Theology department challenges Marquette to live up to its Catholic identity [but for the wrong reason]
There is a professor who put herself through four years of undergrad, four years of graduate school and earned her PhD, completed post-doctorate work, and finally is now teaching here at Marquette.
Unfortunately for this professor, who will remain anonymous because she fears she will lose her job for telling me her story, universities across the country, including Marquette, have substantially decreased the proportion of professors they hire as faculty or tenure-track. Her only option was to take a position as an "adjunct" professor.
Adjunct professors, who are also called "lecturers," are paid only $3,200 per class they teach. They are offered absolutely no benefits, including health insurance.
If Jane Doe were to buy health insurance from Marquette it would cost more than her entire salary for a semester.
Just to keep her head above water she is currently teaching six classes at universities all over Milwaukee. She has a PhD, works more than 60 hours a week and is still on the borderline of the poverty level.
Now here's the kicker, Jane Doe is just one of more than 50 Marquette adjunct professors who are barely scrapping by.
The theology department has apparently had enough of Marquette underpaying and under appreciating non-faculty professors, and in its last meeting unanimously passed a motion demanding health care benefits for all professors teaching at least two classes.
Included in the motion is the following, "...we (Marquette), as an institution, have an urgent moral obligation to give health and dental care benefits to our PhD adjunct faculty who are teaching at least two courses per semester."
"Marquette teaches Catholic social doctrine which includes the principle that basic health care is not a luxury but a basic human right which must be honored," said Daniel Maguire, theology professor and creator of the motion.
"We looked at Catholic teaching, looked at what we're doing, and all agree that we must fight to change it," Maguire said.
Most universities pay similar wages as Marquette to non-faculty professors, and only a handful offer benefits.
Among those universities that offer all professors benefits are University of Wisconsin-Madison, University of Wisconsin-Milwaukee and DePaul University in Chicago.

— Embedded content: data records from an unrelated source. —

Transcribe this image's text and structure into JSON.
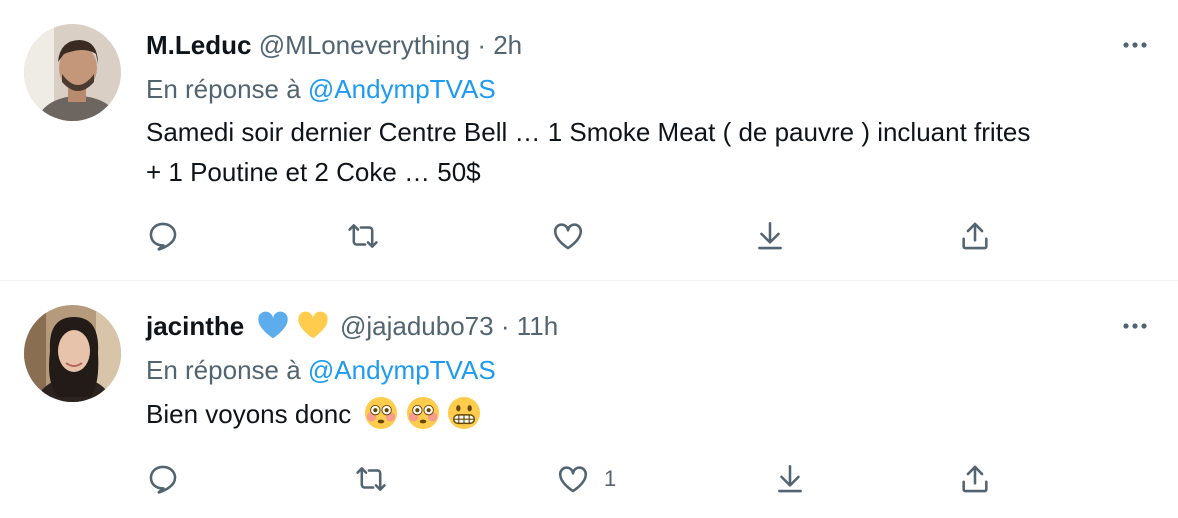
{
  "tweets": [
    {
      "name": "M.Leduc",
      "handle": "@MLoneverything",
      "separator": "·",
      "time": "2h",
      "reply_prefix": "En réponse à",
      "reply_to": "@AndympTVAS",
      "text_line1": "Samedi soir dernier Centre Bell … 1 Smoke Meat ( de pauvre ) incluant frites",
      "text_line2": "+ 1 Poutine et 2 Coke … 50$",
      "like_count": ""
    },
    {
      "name": "jacinthe",
      "handle": "@jajadubo73",
      "separator": "·",
      "time": "11h",
      "reply_prefix": "En réponse à",
      "reply_to": "@AndympTVAS",
      "text_line1": "Bien voyons donc",
      "like_count": "1"
    }
  ],
  "colors": {
    "text": "#0f1419",
    "secondary": "#536471",
    "link": "#1d9bf0",
    "divider": "#eff3f4"
  },
  "icons": [
    "more-icon",
    "reply-icon",
    "retweet-icon",
    "like-icon",
    "bookmark-icon",
    "share-icon",
    "blue-heart-icon",
    "yellow-heart-icon",
    "flushed-face-icon",
    "grimacing-face-icon"
  ]
}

Today at Marquette, there are 23 adjunct English professors, seven in the theology department, five in theater, two in philosophy and several more in other departments.
Theology is the only department to date that has moved for change, but the motion does cut across department lines.
Professor and Chair of the Philosophy Department James South said he would support the motion.
"Any professor at Marquette deserves benefits," South said.
But the reality is that the motion will most likely fall on the deaf ears of the administration.
Let's not forget that the administration has a track record of continually ignoring the opinions of its professors and students- you can find dozens of examples of this if you skim through Tribune headlines over the last few years.
And judging from Marquette future Provost John Pauly's, responses to my questions, the status quo probably won't be changing anytime soon.
After saying he doesn't want to "take a position on the resolution," Pauly went on to say "the administration is always working to find more ways to better and fully support part-time faculty but there is always difficulty … and we must consider the necessary trade-offs in order to afford it."
Essentially the administration thinks it's more important to pay a coach $1.6 million a year to teach boys how to bounce basketballs than to provide fair benefits to its professors.
My thoughts are these: The money is there and if we're going to call ourselves Catholic and we're going to teach Catholic doctrine, which emphasizes the value of human life, then we better be ready to back up that teaching.